### What you should do
Every line of the records below that holds the word "title" belongs in the answer.

### Data for review
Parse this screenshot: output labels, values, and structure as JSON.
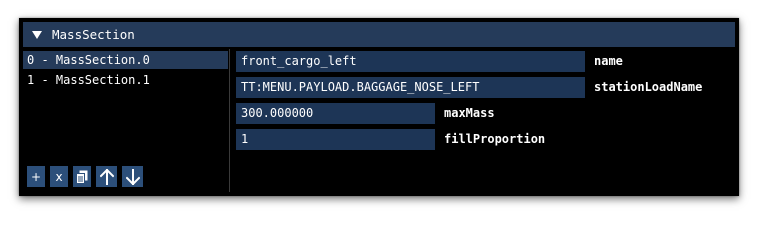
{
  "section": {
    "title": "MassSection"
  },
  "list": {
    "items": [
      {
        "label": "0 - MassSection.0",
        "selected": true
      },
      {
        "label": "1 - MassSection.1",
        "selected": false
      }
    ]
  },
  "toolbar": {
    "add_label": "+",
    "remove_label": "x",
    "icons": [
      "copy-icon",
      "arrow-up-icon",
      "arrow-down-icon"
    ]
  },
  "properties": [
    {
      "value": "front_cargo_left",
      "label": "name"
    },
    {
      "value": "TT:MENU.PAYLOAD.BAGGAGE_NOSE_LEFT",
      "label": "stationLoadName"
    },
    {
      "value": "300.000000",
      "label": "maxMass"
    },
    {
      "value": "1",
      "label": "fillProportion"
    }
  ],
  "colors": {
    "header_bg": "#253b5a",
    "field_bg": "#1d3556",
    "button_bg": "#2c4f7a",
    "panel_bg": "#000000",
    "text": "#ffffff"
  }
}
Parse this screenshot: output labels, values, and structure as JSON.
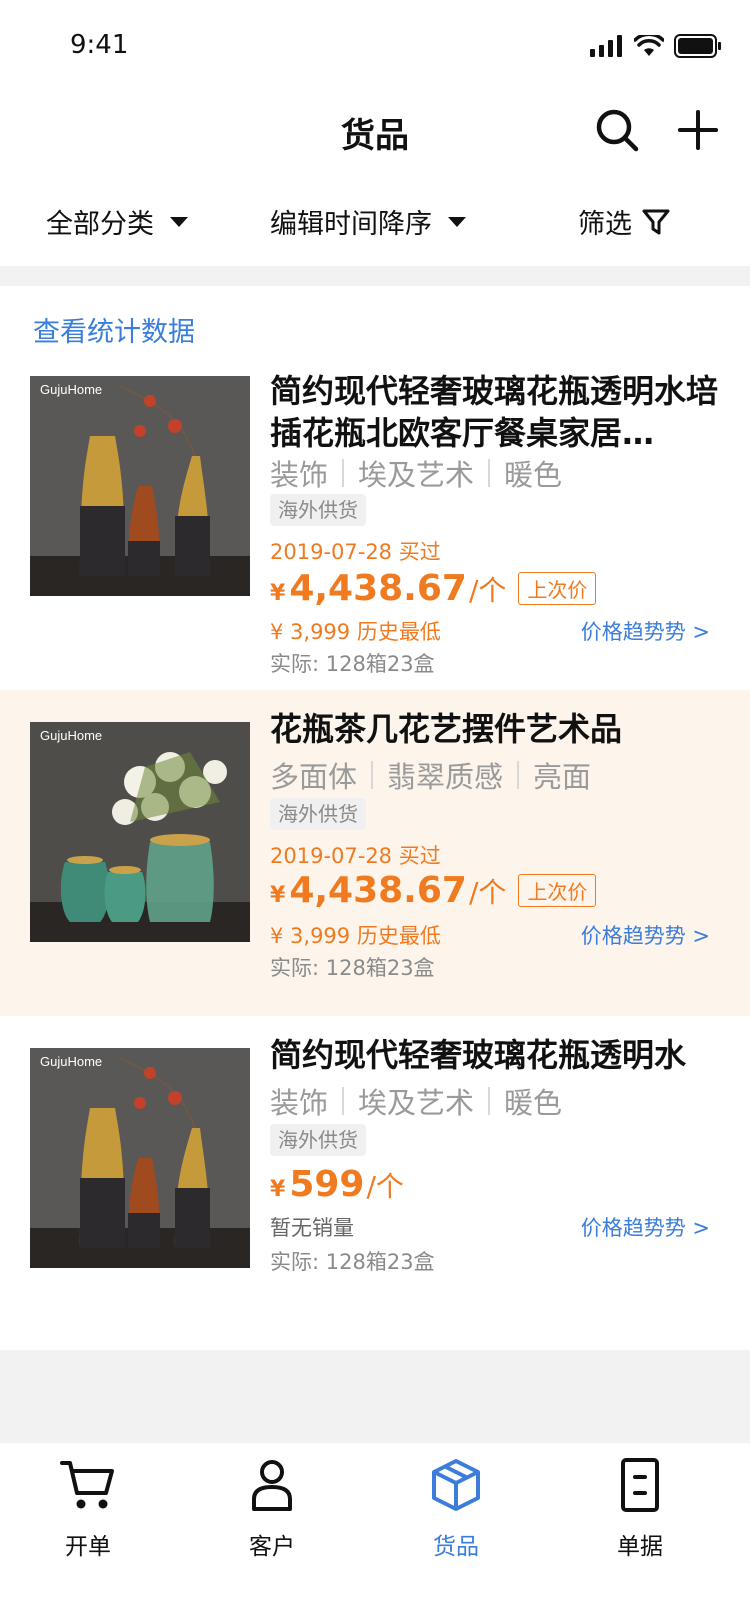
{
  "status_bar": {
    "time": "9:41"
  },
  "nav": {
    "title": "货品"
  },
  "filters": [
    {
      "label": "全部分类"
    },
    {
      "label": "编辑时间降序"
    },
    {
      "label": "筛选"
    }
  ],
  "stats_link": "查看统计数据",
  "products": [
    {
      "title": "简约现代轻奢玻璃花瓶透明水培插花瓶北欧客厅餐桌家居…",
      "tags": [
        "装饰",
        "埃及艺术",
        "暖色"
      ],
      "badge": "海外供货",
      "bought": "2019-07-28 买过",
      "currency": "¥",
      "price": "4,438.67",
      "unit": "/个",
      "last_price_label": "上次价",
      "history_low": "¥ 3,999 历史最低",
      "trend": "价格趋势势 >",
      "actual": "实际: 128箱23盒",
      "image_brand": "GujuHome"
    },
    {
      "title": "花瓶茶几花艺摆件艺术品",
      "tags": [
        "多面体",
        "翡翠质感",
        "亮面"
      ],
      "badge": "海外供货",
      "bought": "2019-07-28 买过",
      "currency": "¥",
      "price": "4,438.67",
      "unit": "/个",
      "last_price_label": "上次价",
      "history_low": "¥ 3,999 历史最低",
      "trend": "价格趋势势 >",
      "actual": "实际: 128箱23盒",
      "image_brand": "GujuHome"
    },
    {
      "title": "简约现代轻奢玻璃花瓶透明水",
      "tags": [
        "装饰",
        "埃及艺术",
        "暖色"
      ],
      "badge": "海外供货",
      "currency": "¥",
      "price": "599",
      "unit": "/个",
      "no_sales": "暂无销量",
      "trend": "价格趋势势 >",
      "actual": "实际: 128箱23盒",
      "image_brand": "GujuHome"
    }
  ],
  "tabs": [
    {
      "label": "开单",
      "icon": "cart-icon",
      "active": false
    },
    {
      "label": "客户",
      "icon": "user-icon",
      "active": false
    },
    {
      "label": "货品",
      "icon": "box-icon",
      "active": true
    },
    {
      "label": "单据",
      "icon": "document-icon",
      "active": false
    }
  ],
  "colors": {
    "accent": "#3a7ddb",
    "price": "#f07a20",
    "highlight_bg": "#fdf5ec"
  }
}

### Solution to this problem
    "title": "MassSection"
    "title": "货品"
      "title": "简约现代轻奢玻璃花瓶透明水培插花瓶北欧客厅餐桌家居…",
      "title": "花瓶茶几花艺摆件艺术品",
      "title": "简约现代轻奢玻璃花瓶透明水",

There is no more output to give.